By Christopher G. Framarin

© 2009 – Routledge

216 pages

Purchasing Options:
Paperback: 9780415627573
pub: 2012-08-06
US Dollars$54.95
x
Hardback: 9780415461948
pub: 2009-03-26
US Dollars$170.00
x

e–Inspection Copy

About the Book

Desireless action is typically cited as a criterion of the liberated person in classical Indian texts. Contemporary authors argue with near unanimity that since all action is motivated by desire, desireless action is a contradiction. They conclude that desireless action is action performed without certain desires; other desires are permissible.

In this book, the author surveys the contemporary literature on desireless action and argues that the arguments for the standard interpretation are unconvincing. He translates, interprets, and evaluates passages from a number of seminal classical Sanskrit texts, and argues that the doctrine of desireless action should indeed be taken literally, as the advice to act without any desire at all. The author argues that the theories of motivation advanced in these texts are not only consistent, but plausible.

This book is the first in-depth analysis of the doctrine of desireless action in Indian philosophy. It serves as a reference to both contemporary and classical literature on the topic, and will be of interest to scholars of Indian philosophy, religion, the Bhagavadgita and Hinduism.

Table of Contents

Introduction 1. Four Interpretations of Desireless Action 2. Desireless Action in the Yogasutra 3. The Desire for Moksha 4. Unselfish Desires 5. Desireless Action in the Manusmrti 6. Desireless Action in the Nyayasutra and Brahmasiddhi 7. A Defense of Desireless Action. Conclusion
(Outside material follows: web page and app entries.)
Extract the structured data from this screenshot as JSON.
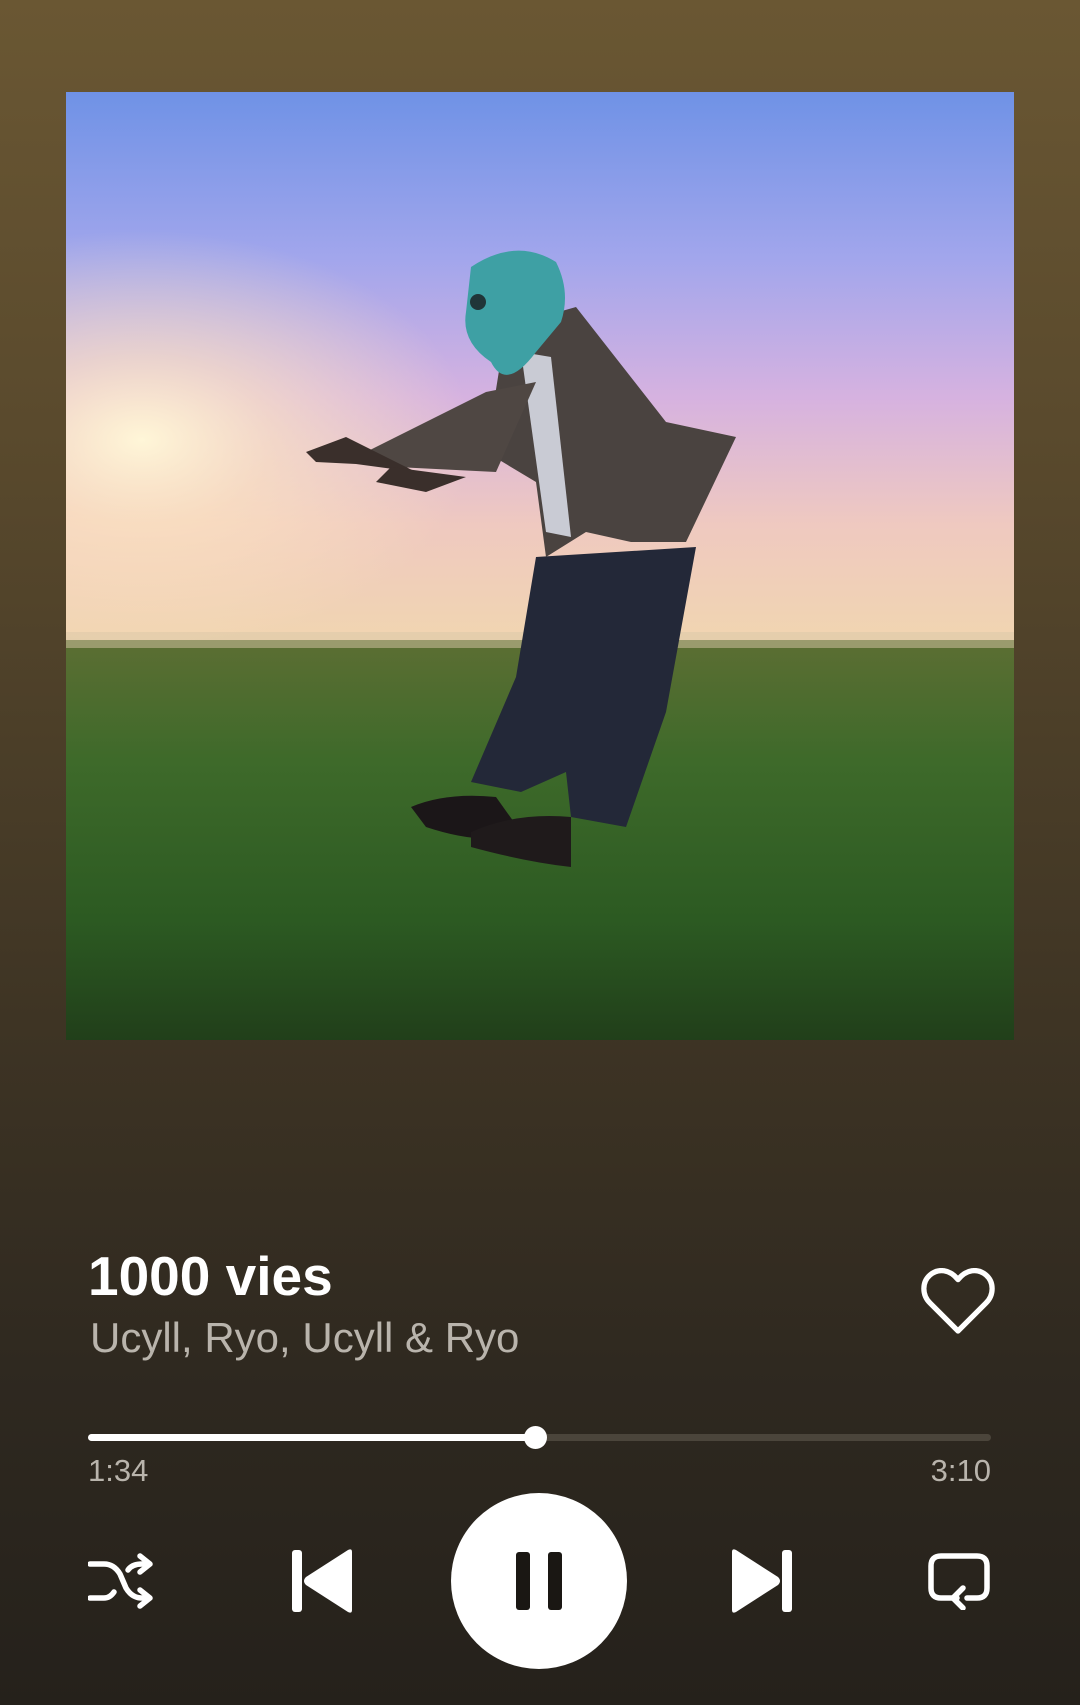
{
  "track": {
    "title": "1000 vies",
    "artists": "Ucyll, Ryo, Ucyll & Ryo"
  },
  "artwork": {
    "icon": "album-art"
  },
  "playback": {
    "elapsed": "1:34",
    "total": "3:10",
    "progress_fraction": 0.495,
    "state": "playing"
  },
  "controls": {
    "like_icon": "heart-outline-icon",
    "shuffle_icon": "shuffle-icon",
    "previous_icon": "skip-previous-icon",
    "pause_icon": "pause-icon",
    "next_icon": "skip-next-icon",
    "repeat_icon": "repeat-icon"
  },
  "colors": {
    "background_top": "#6a5733",
    "background_bottom": "#25211b",
    "text_primary": "#ffffff",
    "text_secondary": "#b9b4ac",
    "progress_track": "#4b453b",
    "progress_fill": "#ffffff"
  }
}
About the Author

Christopher G. Framarin is Assistant Professor in the Departments of Philosophy and Religious Studies at the University of Calgary, Canada. His areas of research are Indian philosophy, philosophy of religion, and ethics.

About the Series

Routledge Hindu Studies Series

This series, in association with the Oxford Centre for Hindu Studies, intends primarily  the publication of constructive Hindu theological, philosophical and ethical projects aimed at bringing Hindu traditions into dialogue with contemporary trends in scholarship and contemporary society. The series invites original, high quality, research level work on religion, culture and society of Hindus living in India and abroad. Proposals for annotated translations of important primary sources and studies in the history of the Hindu religious traditions will also be considered.

Learn more…

Subject Categories

BISAC Subject Codes/Headings:
PHI003000
PHILOSOPHY / Eastern
REL000000
RELIGION / General
REL007000
RELIGION / Buddhism / General (see also PHILOSOPHY / Buddhist)
SOC008000
SOCIAL SCIENCE / Ethnic Studies / General